THE GRIND: Horizon Christian Academy's Shooting Guard Andrew LeonardFilmed by Paul Dybas Edited by Paul Dybas
Watch Andrew Leonard during shootaround. The first thing you’ll notice is his footwork. He’ll stab a step into the lane, then pop back behind the line with ease and knock down a 3-pointer. He does it three times in a row, then turns to his coach and offers a nod of, “I told you so.”
The bond between Leonard and Damon Taylor, the head coach of Horizon Christian Academy, is unique. The bond between Leonard and the school itself is as well.
“Andrew is just a good kid,” Taylor said. “He wants to play in college and his maturity and work ethic will go a long way with that.”
Conversely, when Leonard was asked what he’s looking for at the next level: “Find a coach like Coach Taylor.”
Horizon is a humble fortress—players in the past must sweep food off the multi-purpose floor and move chairs to convert the school’s lunchroom back into a basketball court. In a compact, dimly lit gym, they go to work. It’s not for everyone, but Leonard — a senior wing and the tallest player on the team — runs practice like an extension of Taylor, showing the underclassmen through the motions and making everyone feel welcome.
Leonard, with a charisma beyond his years balanced with a sense of humor inviting of a stranger, believes his place with Horizon couldn’t be more perfect.
In the past, he struggled to find his footing.
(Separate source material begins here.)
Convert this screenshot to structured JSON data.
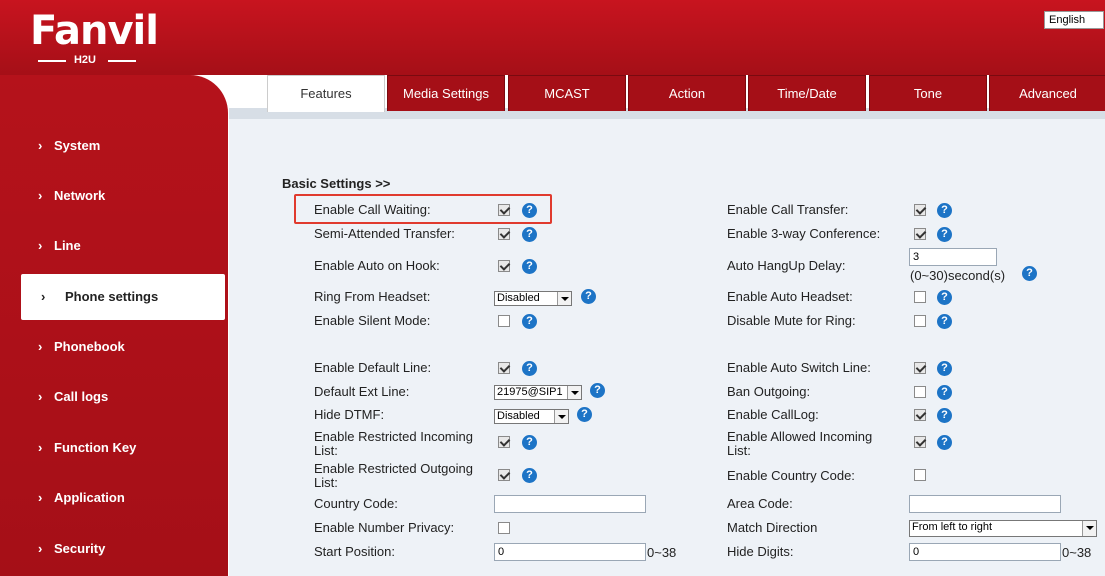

Leonard grew up in Philadelphia; his mother, Tracy, played at California University of Pennsylvania. The family moved to Georgia, in the Lambert district, before his high school career began. An early grower, Leonard felt like he was destined to become a star with the Longhorns.
“I played post my entire life. I’ve always been taller. So I thought that was going to be a fit for me,” he said.
Then came the first round of bad news – Leonard got cut his freshman year. At that moment he was approached by Kantrail Horton, a former player at Iowa State University who works individually with many of Lambert’s players.
“He saw something in me and wanted to help develop my game, so that was nice to see,” Leonard said.
Then came sophomore year. After all of the hard work, Leonard was shocked to find out he was cut a second time. The immense depth of players in Lambert’s bonafide program made it difficult to stay above the crop.
Leonard reflected, initially disappointed, but knew he wasn’t going to give up on his dream, so he transferred to Horizon for his junior season with the likes of former Forsyth Central player Isaiah Laws and another former Lambert player in Liam Dahlberg.
The move worked: The Warriors had the program’s first-ever perfect season last year, 22-0, and won the GICAA state championship. With a deep team, Leonard was forced to play more on the wing than in the post—that began to make sense when he realized he wasn’t going to be taller than 6-foot-4.
This offseason Leonard attended a men’s basketball game at Kennesaw State, mulling over his options to play in college. There he had his epiphany.
“If I want to play at the next level, I’ve got to be a great wing player,” Leonard said. “I saw their guards, they were only a bit shorter than me and the other guys are just so much bigger.”
That realization explains why Leonard loves taking jabs at Taylor about his shooting.
“I bet there’s a lot of people in this county who think I can’t shoot,” he said with a grin.
This season Leonard is leading the Warriors with hopes of returning back to the state championship. They’re 8-4, but in the midst of an eight-game winning streak.
“It’s going to be hard to repeat what we did last year, but with us losing some games early actually took some pressure off. Last season is was all about not losing. This year, our goals are still in front of us,” Leonard said. “I wouldn’t trade this situation for anything.”